Lebanon's 'Captagon King' sentenced to 7 years in jail
Hassan Dekko has denied any involvement in drug trafficking, claiming he worked with the Syrian military.
2 min read
09 December, 2022
Captagon, known as 'poor man's cocaine' has been sweeping the region [Getty images]

A Lebanese court handed a man known as the "Captagon King" a seven-year sentence with hard labour Thursday for producing and trafficking the illegal drug, a judicial source told AFP.

This is the first time a major drug baron is convicted in a captagon case in Lebanon.

Hassan Dekko, a Lebanese-Syrian drug kingpin with high-level political connections in both countries, is accused of once running an empire out of a Lebanese border village in the notoriously lawless Bekaa region.

But Lebanese security forces arrested him in April last year after several major captagon hauls.

"Dekko was handed seven years of hard labour and convicted of manufacturing captagon pills, and smuggling them abroad," said the judicial source.

The Beirut court that issued the verdict is not taking part in a nationwide judges' strike that has paralysed the judiciary since August.

Most of global captagon production originates in Syria, spurring an illegal $10 billion industry, according to estimates drawn from official data by AFP, making the drug the country's largest export by far.

In court documents obtained by AFP, Dekko denied any involvement in drug trafficking, claiming he worked with the Syrian military.

But Lebanese security sources claim that some of the businesses he owns, including a pesticide factory in Jordan, a car dealership in Syria and a fleet of tanker trucks, are common covers for drug lords.

The court found that Dekko was in contact with drug smugglers in Syria and that he asked one of the defendants in the same case to purchase materials used to produce captagon pills.

Dekko previously worked with police intelligence in Lebanon, the court found, leaking information about some captagon shipments smuggled abroad.

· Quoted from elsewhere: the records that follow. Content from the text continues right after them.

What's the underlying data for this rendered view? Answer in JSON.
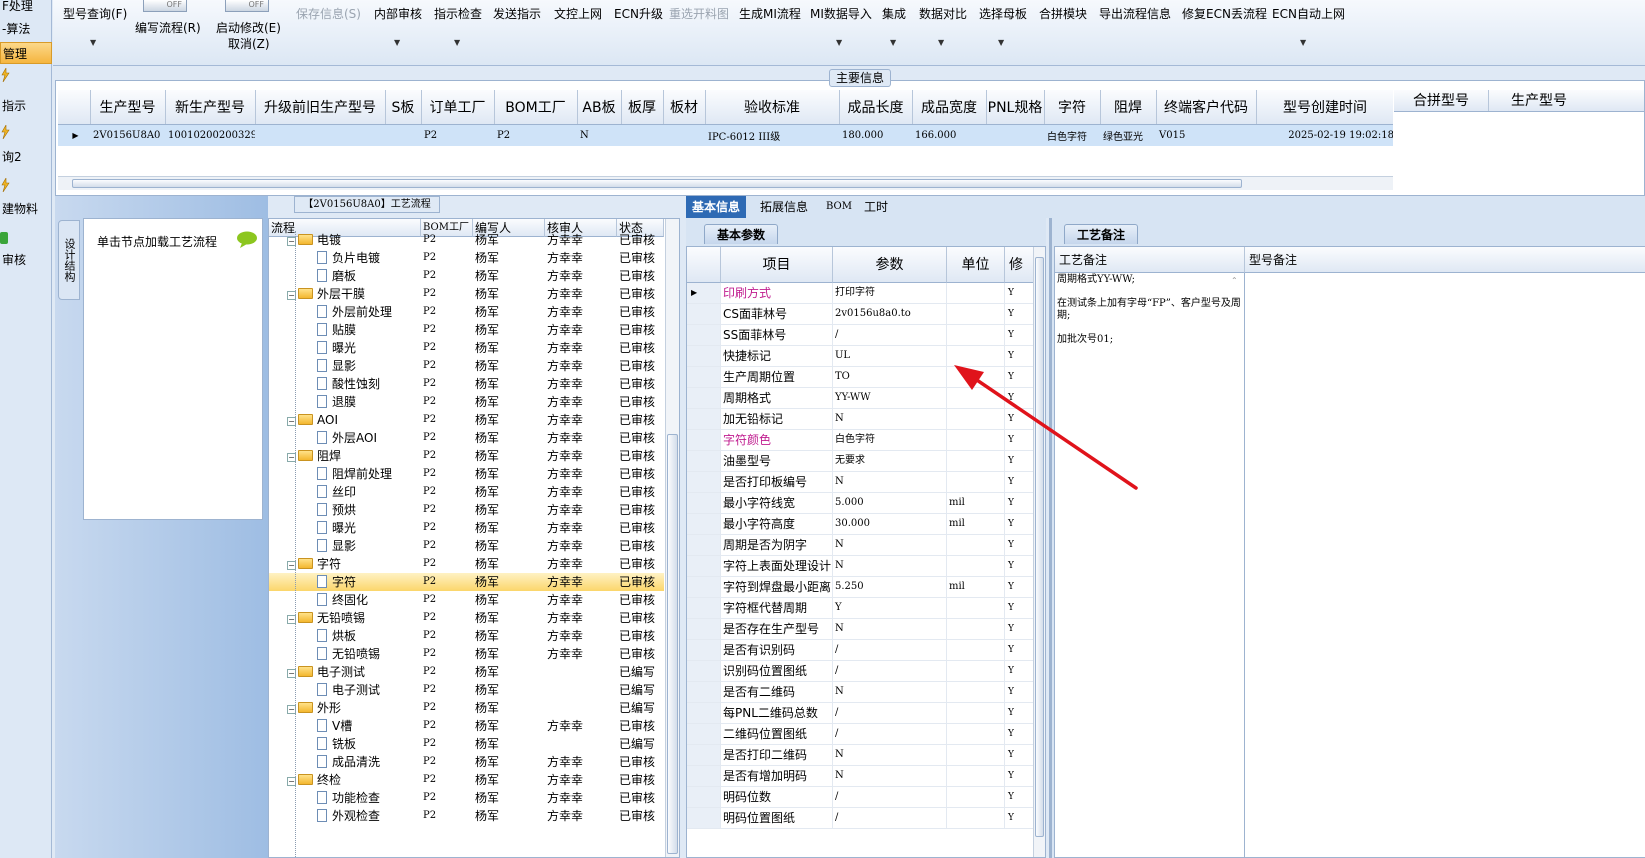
{
  "sidebar": {
    "items": [
      "F处理",
      "-算法",
      "管理",
      "指示",
      "询2",
      "建物料",
      "审核"
    ]
  },
  "ribbon": {
    "buttons": [
      "型号查询(F)",
      "编写流程(R)",
      "启动修改(E)",
      "取消(Z)",
      "保存信息(S)",
      "内部审核",
      "指示检查",
      "发送指示",
      "文控上网",
      "ECN升级",
      "重选开料图",
      "生成MI流程",
      "MI数据导入",
      "集成",
      "数据对比",
      "选择母板",
      "合拼模块",
      "导出流程信息",
      "修复ECN丢流程",
      "ECN自动上网"
    ],
    "toggle_label": "OFF"
  },
  "main_info": {
    "caption": "主要信息",
    "columns": [
      "生产型号",
      "新生产型号",
      "升级前旧生产型号",
      "S板",
      "订单工厂",
      "BOM工厂",
      "AB板",
      "板厚",
      "板材",
      "验收标准",
      "成品长度",
      "成品宽度",
      "PNL规格",
      "字符",
      "阻焊",
      "终端客户代码",
      "型号创建时间"
    ],
    "row": [
      "2V0156U8A0",
      "10010200200329",
      "",
      "",
      "P2",
      "P2",
      "N",
      "",
      "",
      "IPC-6012 III级",
      "180.000",
      "166.000",
      "",
      "白色字符",
      "绿色亚光",
      "V015",
      "2025-02-19 19:02:18"
    ],
    "right_columns": [
      "合拼型号",
      "生产型号"
    ]
  },
  "left_panel": {
    "vertical_tab": "设计结构",
    "hint": "单击节点加载工艺流程"
  },
  "process_tree": {
    "title": "【2V0156U8A0】工艺流程",
    "columns": [
      "流程",
      "BOM工厂",
      "编写人",
      "核审人",
      "状态"
    ],
    "rows": [
      {
        "name": "电镀",
        "level": 0,
        "bom": "P2",
        "writer": "杨军",
        "reviewer": "方幸幸",
        "status": "已审核"
      },
      {
        "name": "负片电镀",
        "level": 1,
        "bom": "P2",
        "writer": "杨军",
        "reviewer": "方幸幸",
        "status": "已审核"
      },
      {
        "name": "磨板",
        "level": 1,
        "bom": "P2",
        "writer": "杨军",
        "reviewer": "方幸幸",
        "status": "已审核"
      },
      {
        "name": "外层干膜",
        "level": 0,
        "bom": "P2",
        "writer": "杨军",
        "reviewer": "方幸幸",
        "status": "已审核"
      },
      {
        "name": "外层前处理",
        "level": 1,
        "bom": "P2",
        "writer": "杨军",
        "reviewer": "方幸幸",
        "status": "已审核"
      },
      {
        "name": "贴膜",
        "level": 1,
        "bom": "P2",
        "writer": "杨军",
        "reviewer": "方幸幸",
        "status": "已审核"
      },
      {
        "name": "曝光",
        "level": 1,
        "bom": "P2",
        "writer": "杨军",
        "reviewer": "方幸幸",
        "status": "已审核"
      },
      {
        "name": "显影",
        "level": 1,
        "bom": "P2",
        "writer": "杨军",
        "reviewer": "方幸幸",
        "status": "已审核"
      },
      {
        "name": "酸性蚀刻",
        "level": 1,
        "bom": "P2",
        "writer": "杨军",
        "reviewer": "方幸幸",
        "status": "已审核"
      },
      {
        "name": "退膜",
        "level": 1,
        "bom": "P2",
        "writer": "杨军",
        "reviewer": "方幸幸",
        "status": "已审核"
      },
      {
        "name": "AOI",
        "level": 0,
        "bom": "P2",
        "writer": "杨军",
        "reviewer": "方幸幸",
        "status": "已审核"
      },
      {
        "name": "外层AOI",
        "level": 1,
        "bom": "P2",
        "writer": "杨军",
        "reviewer": "方幸幸",
        "status": "已审核"
      },
      {
        "name": "阻焊",
        "level": 0,
        "bom": "P2",
        "writer": "杨军",
        "reviewer": "方幸幸",
        "status": "已审核"
      },
      {
        "name": "阻焊前处理",
        "level": 1,
        "bom": "P2",
        "writer": "杨军",
        "reviewer": "方幸幸",
        "status": "已审核"
      },
      {
        "name": "丝印",
        "level": 1,
        "bom": "P2",
        "writer": "杨军",
        "reviewer": "方幸幸",
        "status": "已审核"
      },
      {
        "name": "预烘",
        "level": 1,
        "bom": "P2",
        "writer": "杨军",
        "reviewer": "方幸幸",
        "status": "已审核"
      },
      {
        "name": "曝光",
        "level": 1,
        "bom": "P2",
        "writer": "杨军",
        "reviewer": "方幸幸",
        "status": "已审核"
      },
      {
        "name": "显影",
        "level": 1,
        "bom": "P2",
        "writer": "杨军",
        "reviewer": "方幸幸",
        "status": "已审核"
      },
      {
        "name": "字符",
        "level": 0,
        "bom": "P2",
        "writer": "杨军",
        "reviewer": "方幸幸",
        "status": "已审核"
      },
      {
        "name": "字符",
        "level": 1,
        "bom": "P2",
        "writer": "杨军",
        "reviewer": "方幸幸",
        "status": "已审核",
        "selected": true
      },
      {
        "name": "终固化",
        "level": 1,
        "bom": "P2",
        "writer": "杨军",
        "reviewer": "方幸幸",
        "status": "已审核"
      },
      {
        "name": "无铅喷锡",
        "level": 0,
        "bom": "P2",
        "writer": "杨军",
        "reviewer": "方幸幸",
        "status": "已审核"
      },
      {
        "name": "烘板",
        "level": 1,
        "bom": "P2",
        "writer": "杨军",
        "reviewer": "方幸幸",
        "status": "已审核"
      },
      {
        "name": "无铅喷锡",
        "level": 1,
        "bom": "P2",
        "writer": "杨军",
        "reviewer": "方幸幸",
        "status": "已审核"
      },
      {
        "name": "电子测试",
        "level": 0,
        "bom": "P2",
        "writer": "杨军",
        "reviewer": "",
        "status": "已编写"
      },
      {
        "name": "电子测试",
        "level": 1,
        "bom": "P2",
        "writer": "杨军",
        "reviewer": "",
        "status": "已编写"
      },
      {
        "name": "外形",
        "level": 0,
        "bom": "P2",
        "writer": "杨军",
        "reviewer": "",
        "status": "已编写"
      },
      {
        "name": "V槽",
        "level": 1,
        "bom": "P2",
        "writer": "杨军",
        "reviewer": "方幸幸",
        "status": "已审核"
      },
      {
        "name": "铣板",
        "level": 1,
        "bom": "P2",
        "writer": "杨军",
        "reviewer": "",
        "status": "已编写"
      },
      {
        "name": "成品清洗",
        "level": 1,
        "bom": "P2",
        "writer": "杨军",
        "reviewer": "方幸幸",
        "status": "已审核"
      },
      {
        "name": "终检",
        "level": 0,
        "bom": "P2",
        "writer": "杨军",
        "reviewer": "方幸幸",
        "status": "已审核"
      },
      {
        "name": "功能检查",
        "level": 1,
        "bom": "P2",
        "writer": "杨军",
        "reviewer": "方幸幸",
        "status": "已审核"
      },
      {
        "name": "外观检查",
        "level": 1,
        "bom": "P2",
        "writer": "杨军",
        "reviewer": "方幸幸",
        "status": "已审核"
      }
    ]
  },
  "detail_tabs": [
    "基本信息",
    "拓展信息",
    "BOM",
    "工时"
  ],
  "basic_params": {
    "section_tab": "基本参数",
    "columns": [
      "项目",
      "参数",
      "单位",
      "修"
    ],
    "rows": [
      {
        "item": "印刷方式",
        "value": "打印字符",
        "unit": "",
        "flag": "Y",
        "pink": true
      },
      {
        "item": "CS面菲林号",
        "value": "2v0156u8a0.to",
        "unit": "",
        "flag": "Y"
      },
      {
        "item": "SS面菲林号",
        "value": "/",
        "unit": "",
        "flag": "Y"
      },
      {
        "item": "快捷标记",
        "value": "UL",
        "unit": "",
        "flag": "Y"
      },
      {
        "item": "生产周期位置",
        "value": "TO",
        "unit": "",
        "flag": "Y"
      },
      {
        "item": "周期格式",
        "value": "YY-WW",
        "unit": "",
        "flag": "Y"
      },
      {
        "item": "加无铅标记",
        "value": "N",
        "unit": "",
        "flag": "Y"
      },
      {
        "item": "字符颜色",
        "value": "白色字符",
        "unit": "",
        "flag": "Y",
        "pink": true
      },
      {
        "item": "油墨型号",
        "value": "无要求",
        "unit": "",
        "flag": "Y"
      },
      {
        "item": "是否打印板编号",
        "value": "N",
        "unit": "",
        "flag": "Y"
      },
      {
        "item": "最小字符线宽",
        "value": "5.000",
        "unit": "mil",
        "flag": "Y"
      },
      {
        "item": "最小字符高度",
        "value": "30.000",
        "unit": "mil",
        "flag": "Y"
      },
      {
        "item": "周期是否为阴字",
        "value": "N",
        "unit": "",
        "flag": "Y"
      },
      {
        "item": "字符上表面处理设计",
        "value": "N",
        "unit": "",
        "flag": "Y"
      },
      {
        "item": "字符到焊盘最小距离",
        "value": "5.250",
        "unit": "mil",
        "flag": "Y"
      },
      {
        "item": "字符框代替周期",
        "value": "Y",
        "unit": "",
        "flag": "Y"
      },
      {
        "item": "是否存在生产型号",
        "value": "N",
        "unit": "",
        "flag": "Y"
      },
      {
        "item": "是否有识别码",
        "value": "/",
        "unit": "",
        "flag": "Y"
      },
      {
        "item": "识别码位置图纸",
        "value": "/",
        "unit": "",
        "flag": "Y"
      },
      {
        "item": "是否有二维码",
        "value": "N",
        "unit": "",
        "flag": "Y"
      },
      {
        "item": "每PNL二维码总数",
        "value": "/",
        "unit": "",
        "flag": "Y"
      },
      {
        "item": "二维码位置图纸",
        "value": "/",
        "unit": "",
        "flag": "Y"
      },
      {
        "item": "是否打印二维码",
        "value": "N",
        "unit": "",
        "flag": "Y"
      },
      {
        "item": "是否有增加明码",
        "value": "N",
        "unit": "",
        "flag": "Y"
      },
      {
        "item": "明码位数",
        "value": "/",
        "unit": "",
        "flag": "Y"
      },
      {
        "item": "明码位置图纸",
        "value": "/",
        "unit": "",
        "flag": "Y"
      }
    ]
  },
  "remarks": {
    "section_tab": "工艺备注",
    "columns": [
      "工艺备注",
      "型号备注"
    ],
    "lines": [
      "周期格式YY-WW;",
      "在测试条上加有字母“FP”、客户型号及周期;",
      "加批次号01;"
    ]
  },
  "colors": {
    "accent": "#2e6ab4",
    "selected_row": "#cfe3f8",
    "arrow": "#e0131b",
    "pink_text": "#c01c8f"
  }
}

But the investigation showed he purposefully failed to inform them about other shipments, the source said.

Twenty-five others, including three of Dekko's brothers, were sentenced to hard labour for life in absentia.

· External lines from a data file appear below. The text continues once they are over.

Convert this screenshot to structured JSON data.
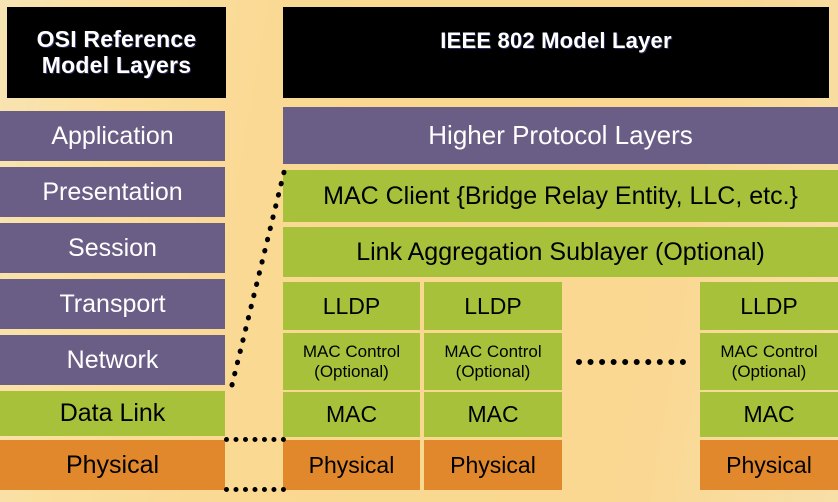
{
  "colors": {
    "background_start": "#f7e4b4",
    "background_mid": "#fad894",
    "header_bg": "#000000",
    "header_text": "#ffffff",
    "purple": "#6b5e86",
    "green": "#a7c13a",
    "orange": "#e0882b",
    "dot_color": "#000000"
  },
  "osi": {
    "header": "OSI Reference\nModel Layers",
    "header_line1": "OSI Reference",
    "header_line2": "Model Layers",
    "layers": [
      {
        "label": "Application",
        "color": "purple"
      },
      {
        "label": "Presentation",
        "color": "purple"
      },
      {
        "label": "Session",
        "color": "purple"
      },
      {
        "label": "Transport",
        "color": "purple"
      },
      {
        "label": "Network",
        "color": "purple"
      },
      {
        "label": "Data Link",
        "color": "green"
      },
      {
        "label": "Physical",
        "color": "orange"
      }
    ]
  },
  "ieee": {
    "header": "IEEE 802 Model Layer",
    "wide_rows": [
      {
        "label": "Higher Protocol Layers",
        "color": "purple"
      },
      {
        "label": "MAC Client {Bridge Relay Entity, LLC, etc.}",
        "color": "green"
      },
      {
        "label": "Link Aggregation  Sublayer (Optional)",
        "color": "green"
      }
    ],
    "stack_rows": [
      "LLDP",
      "MAC Control (Optional)",
      "MAC",
      "Physical"
    ],
    "columns": [
      {
        "lldp": "LLDP",
        "mac_control_line1": "MAC Control",
        "mac_control_line2": "(Optional)",
        "mac": "MAC",
        "physical": "Physical"
      },
      {
        "lldp": "LLDP",
        "mac_control_line1": "MAC Control",
        "mac_control_line2": "(Optional)",
        "mac": "MAC",
        "physical": "Physical"
      },
      {
        "lldp": "LLDP",
        "mac_control_line1": "MAC Control",
        "mac_control_line2": "(Optional)",
        "mac": "MAC",
        "physical": "Physical"
      }
    ],
    "ellipsis": "..............."
  }
}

Lebanese authorities have ramped up efforts to counter captagon production and trafficking after backlash from conservative Gulf nations, key markets for shipments of the amphetamine-type narcotic.

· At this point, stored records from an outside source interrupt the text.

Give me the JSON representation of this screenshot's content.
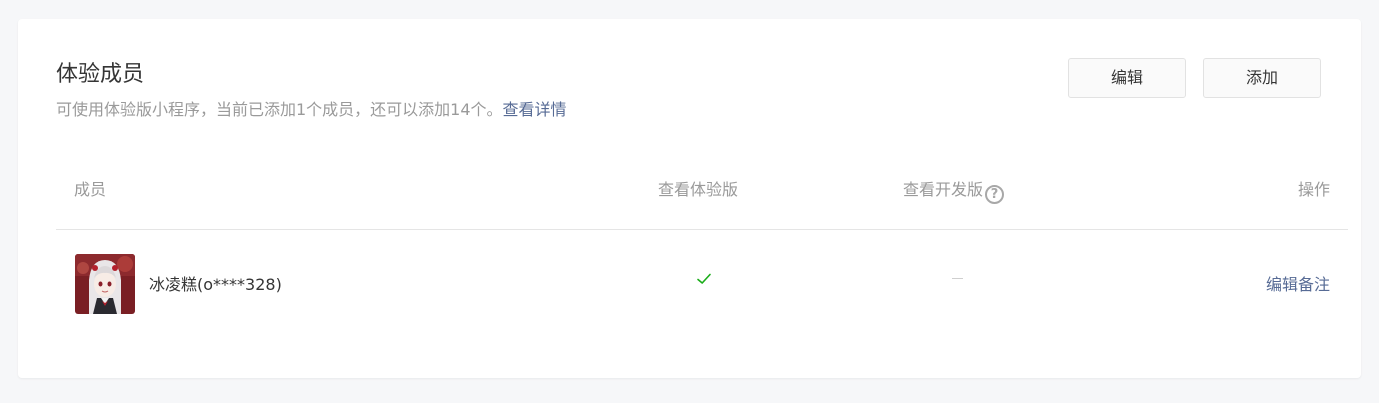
{
  "section": {
    "title": "体验成员",
    "description": "可使用体验版小程序，当前已添加1个成员，还可以添加14个。",
    "details_link": "查看详情"
  },
  "buttons": {
    "edit_label": "编辑",
    "add_label": "添加"
  },
  "table": {
    "headers": {
      "member": "成员",
      "view_experience": "查看体验版",
      "view_development": "查看开发版",
      "help_icon_glyph": "?",
      "actions": "操作"
    },
    "rows": [
      {
        "name": "冰凌糕(o****328)",
        "view_experience": "check-icon",
        "view_development": "dash-icon",
        "action": "编辑备注"
      }
    ]
  },
  "colors": {
    "link": "#576b95",
    "check": "#1aad19",
    "muted": "#9a9a9a",
    "text": "#353535"
  }
}
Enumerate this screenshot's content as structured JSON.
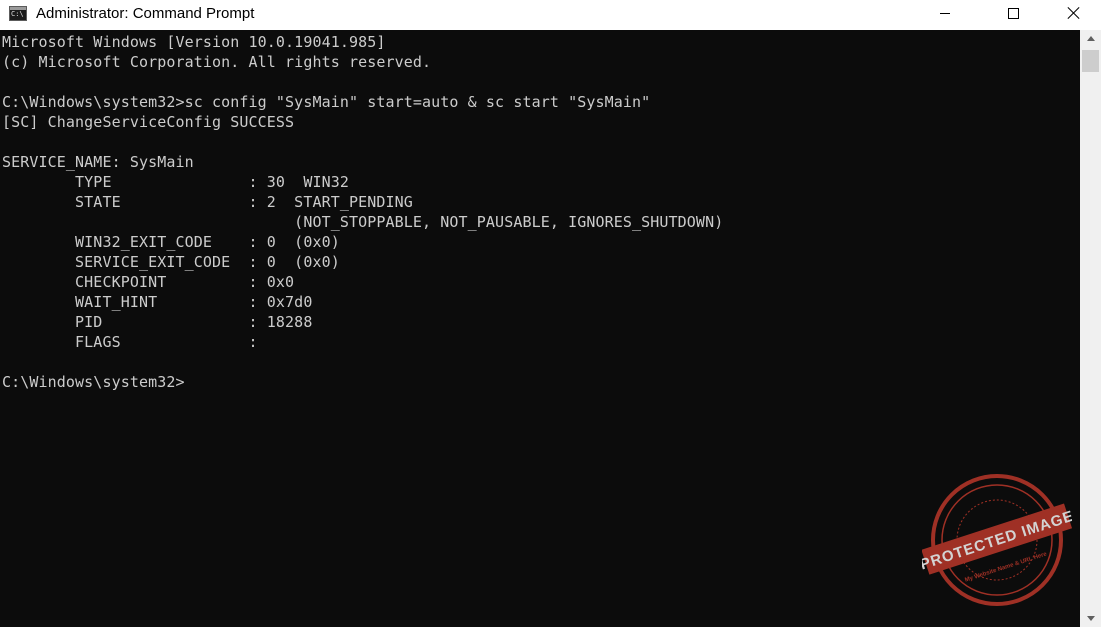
{
  "window": {
    "title": "Administrator: Command Prompt",
    "icon": "cmd-icon"
  },
  "controls": {
    "minimize_icon": "minimize-icon",
    "maximize_icon": "maximize-icon",
    "close_icon": "close-icon"
  },
  "console": {
    "background": "#0c0c0c",
    "foreground": "#cccccc",
    "lines": [
      "Microsoft Windows [Version 10.0.19041.985]",
      "(c) Microsoft Corporation. All rights reserved.",
      "",
      "C:\\Windows\\system32>sc config \"SysMain\" start=auto & sc start \"SysMain\"",
      "[SC] ChangeServiceConfig SUCCESS",
      "",
      "SERVICE_NAME: SysMain",
      "        TYPE               : 30  WIN32",
      "        STATE              : 2  START_PENDING",
      "                                (NOT_STOPPABLE, NOT_PAUSABLE, IGNORES_SHUTDOWN)",
      "        WIN32_EXIT_CODE    : 0  (0x0)",
      "        SERVICE_EXIT_CODE  : 0  (0x0)",
      "        CHECKPOINT         : 0x0",
      "        WAIT_HINT          : 0x7d0",
      "        PID                : 18288",
      "        FLAGS              :",
      "",
      "C:\\Windows\\system32>"
    ]
  },
  "watermark": {
    "text": "PROTECTED IMAGE",
    "subtext": "My Website Name & URL Here",
    "color": "#c0392b"
  }
}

Saudi Arabia is the largest market for captagon, a versatile drug popular among the partying elite but also used for weight loss and by students working several jobs.